# WHAT TO PRODUCE
Repeat each record exactly. Any picture gets left out.
Segment Start: MATERIAL PROVIDED
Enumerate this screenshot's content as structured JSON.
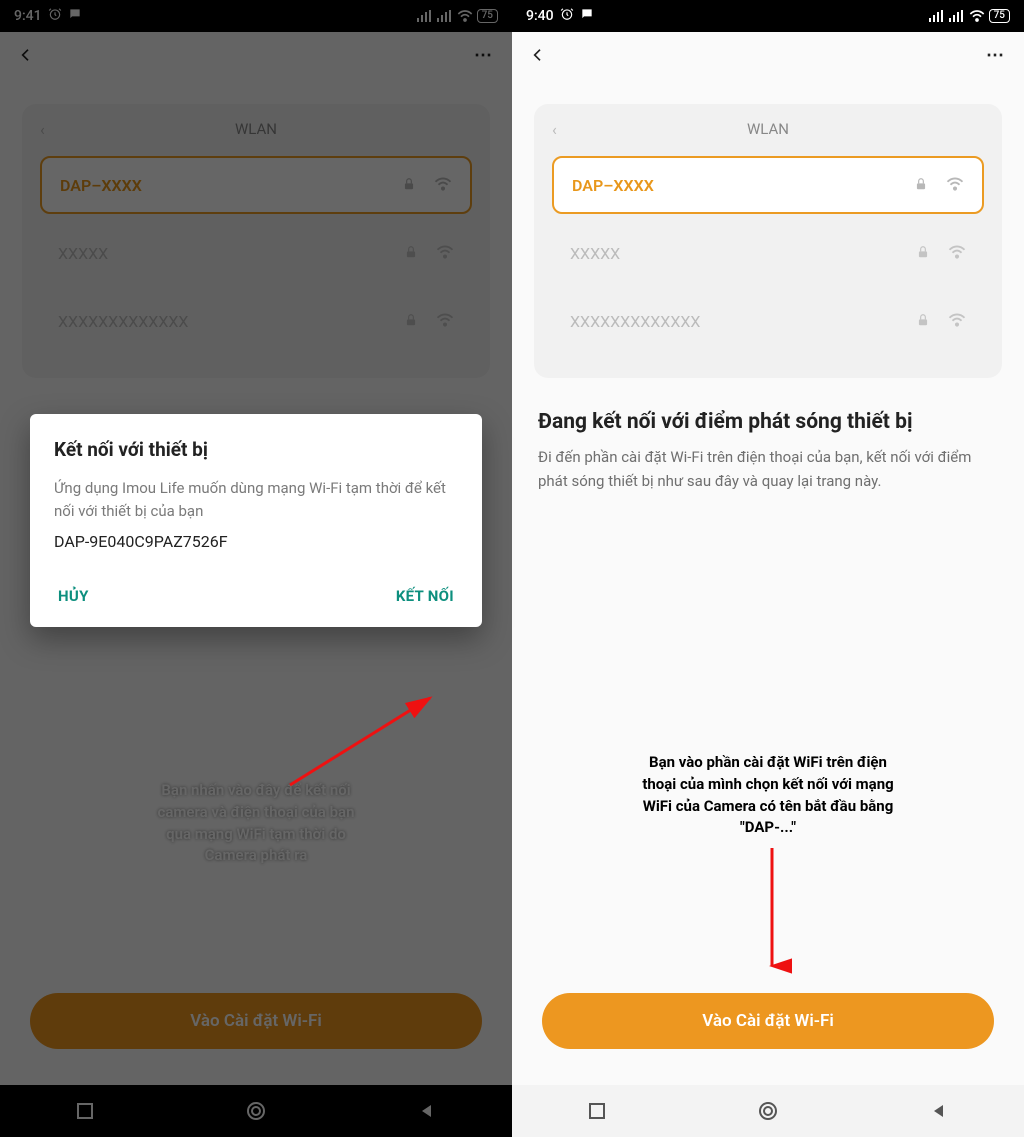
{
  "left": {
    "statusTime": "9:41",
    "battery": "75",
    "wlanTitle": "WLAN",
    "wifiItems": [
      {
        "name": "DAP–XXXX",
        "selected": true
      },
      {
        "name": "XXXXX",
        "selected": false
      },
      {
        "name": "XXXXXXXXXXXXX",
        "selected": false
      }
    ],
    "dialog": {
      "title": "Kết nối với thiết bị",
      "message": "Ứng dụng Imou Life muốn dùng mạng Wi-Fi tạm thời để kết nối với thiết bị của bạn",
      "device": "DAP-9E040C9PAZ7526F",
      "cancel": "HỦY",
      "confirm": "KẾT NỐI"
    },
    "cta": "Vào Cài đặt Wi-Fi",
    "captionLine1": "Bạn nhấn vào đây để kết nối",
    "captionLine2": "camera và điện thoại của bạn",
    "captionLine3": "qua mạng WiFi tạm thời do",
    "captionLine4": "Camera phát ra"
  },
  "right": {
    "statusTime": "9:40",
    "battery": "75",
    "wlanTitle": "WLAN",
    "wifiItems": [
      {
        "name": "DAP–XXXX",
        "selected": true
      },
      {
        "name": "XXXXX",
        "selected": false
      },
      {
        "name": "XXXXXXXXXXXXX",
        "selected": false
      }
    ],
    "sectionTitle": "Đang kết nối với điểm phát sóng thiết bị",
    "sectionDesc": "Đi đến phần cài đặt Wi-Fi trên điện thoại của bạn, kết nối với điểm phát sóng thiết bị như sau đây và quay lại trang này.",
    "cta": "Vào Cài đặt Wi-Fi",
    "captionLine1": "Bạn vào phần cài đặt WiFi trên điện",
    "captionLine2": "thoại của mình chọn kết nối với mạng",
    "captionLine3": "WiFi của Camera có tên bắt đầu bằng",
    "captionLine4": "\"DAP-...\""
  }
}
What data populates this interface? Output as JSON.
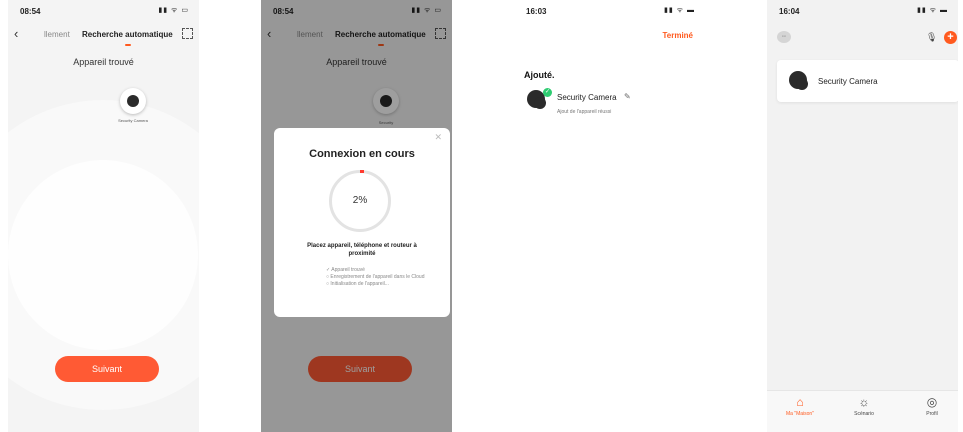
{
  "screen1": {
    "time": "08:54",
    "status_icons": "▮▮ ᯤ ▭",
    "tab_left": "llement",
    "tab_active": "Recherche automatique",
    "title": "Appareil trouvé",
    "device_label": "Security Camera",
    "next_button": "Suivant"
  },
  "screen2": {
    "time": "08:54",
    "status_icons": "▮▮ ᯤ ▭",
    "tab_left": "llement",
    "tab_active": "Recherche automatique",
    "title": "Appareil trouvé",
    "device_label": "Security",
    "dialog_title": "Connexion en cours",
    "progress_text": "2%",
    "progress_value": 2,
    "message": "Placez appareil, téléphone et routeur à proximité",
    "steps": [
      "✓ Appareil trouvé",
      "○ Enregistrement de l'appareil dans le Cloud",
      "○ Initialisation de l'appareil..."
    ],
    "next_button": "Suivant"
  },
  "screen3": {
    "time": "16:03",
    "status_icons": "▮▮ ᯤ ▬",
    "done_label": "Terminé",
    "section_title": "Ajouté.",
    "device_name": "Security Camera",
    "device_status": "Ajout de l'appareil réussi"
  },
  "screen4": {
    "time": "16:04",
    "status_icons": "▮▮ ᯤ ▬",
    "card_device": "Security Camera",
    "tabs": [
      {
        "label": "Ma \"Maison\"",
        "icon": "home-icon"
      },
      {
        "label": "Scénario",
        "icon": "sun-icon"
      },
      {
        "label": "Profil",
        "icon": "profile-icon"
      }
    ]
  },
  "colors": {
    "accent": "#ff5a1f",
    "success": "#2ecc71"
  }
}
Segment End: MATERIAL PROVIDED
# EXPECTED ANSWER
Enumerate this screenshot's content as structured JSON.
{
  "left": {
    "statusTime": "9:41",
    "battery": "75",
    "wlanTitle": "WLAN",
    "wifiItems": [
      {
        "name": "DAP–XXXX",
        "selected": true
      },
      {
        "name": "XXXXX",
        "selected": false
      },
      {
        "name": "XXXXXXXXXXXXX",
        "selected": false
      }
    ],
    "dialog": {
      "title": "Kết nối với thiết bị",
      "message": "Ứng dụng Imou Life muốn dùng mạng Wi-Fi tạm thời để kết nối với thiết bị của bạn",
      "device": "DAP-9E040C9PAZ7526F",
      "cancel": "HỦY",
      "confirm": "KẾT NỐI"
    },
    "cta": "Vào Cài đặt Wi-Fi",
    "captionLine1": "Bạn nhấn vào đây để kết nối",
    "captionLine2": "camera và điện thoại của bạn",
    "captionLine3": "qua mạng WiFi tạm thời do",
    "captionLine4": "Camera phát ra"
  },
  "right": {
    "statusTime": "9:40",
    "battery": "75",
    "wlanTitle": "WLAN",
    "wifiItems": [
      {
        "name": "DAP–XXXX",
        "selected": true
      },
      {
        "name": "XXXXX",
        "selected": false
      },
      {
        "name": "XXXXXXXXXXXXX",
        "selected": false
      }
    ],
    "sectionTitle": "Đang kết nối với điểm phát sóng thiết bị",
    "sectionDesc": "Đi đến phần cài đặt Wi-Fi trên điện thoại của bạn, kết nối với điểm phát sóng thiết bị như sau đây và quay lại trang này.",
    "cta": "Vào Cài đặt Wi-Fi",
    "captionLine1": "Bạn vào phần cài đặt WiFi trên điện",
    "captionLine2": "thoại của mình chọn kết nối với mạng",
    "captionLine3": "WiFi của Camera có tên bắt đầu bằng",
    "captionLine4": "\"DAP-...\""
  }
}
What data populates this interface? Output as JSON.
{
  "screen1": {
    "time": "08:54",
    "status_icons": "▮▮ ᯤ ▭",
    "tab_left": "llement",
    "tab_active": "Recherche automatique",
    "title": "Appareil trouvé",
    "device_label": "Security Camera",
    "next_button": "Suivant"
  },
  "screen2": {
    "time": "08:54",
    "status_icons": "▮▮ ᯤ ▭",
    "tab_left": "llement",
    "tab_active": "Recherche automatique",
    "title": "Appareil trouvé",
    "device_label": "Security",
    "dialog_title": "Connexion en cours",
    "progress_text": "2%",
    "progress_value": 2,
    "message": "Placez appareil, téléphone et routeur à proximité",
    "steps": [
      "✓ Appareil trouvé",
      "○ Enregistrement de l'appareil dans le Cloud",
      "○ Initialisation de l'appareil..."
    ],
    "next_button": "Suivant"
  },
  "screen3": {
    "time": "16:03",
    "status_icons": "▮▮ ᯤ ▬",
    "done_label": "Terminé",
    "section_title": "Ajouté.",
    "device_name": "Security Camera",
    "device_status": "Ajout de l'appareil réussi"
  },
  "screen4": {
    "time": "16:04",
    "status_icons": "▮▮ ᯤ ▬",
    "card_device": "Security Camera",
    "tabs": [
      {
        "label": "Ma \"Maison\"",
        "icon": "home-icon"
      },
      {
        "label": "Scénario",
        "icon": "sun-icon"
      },
      {
        "label": "Profil",
        "icon": "profile-icon"
      }
    ]
  },
  "colors": {
    "accent": "#ff5a1f",
    "success": "#2ecc71"
  }
}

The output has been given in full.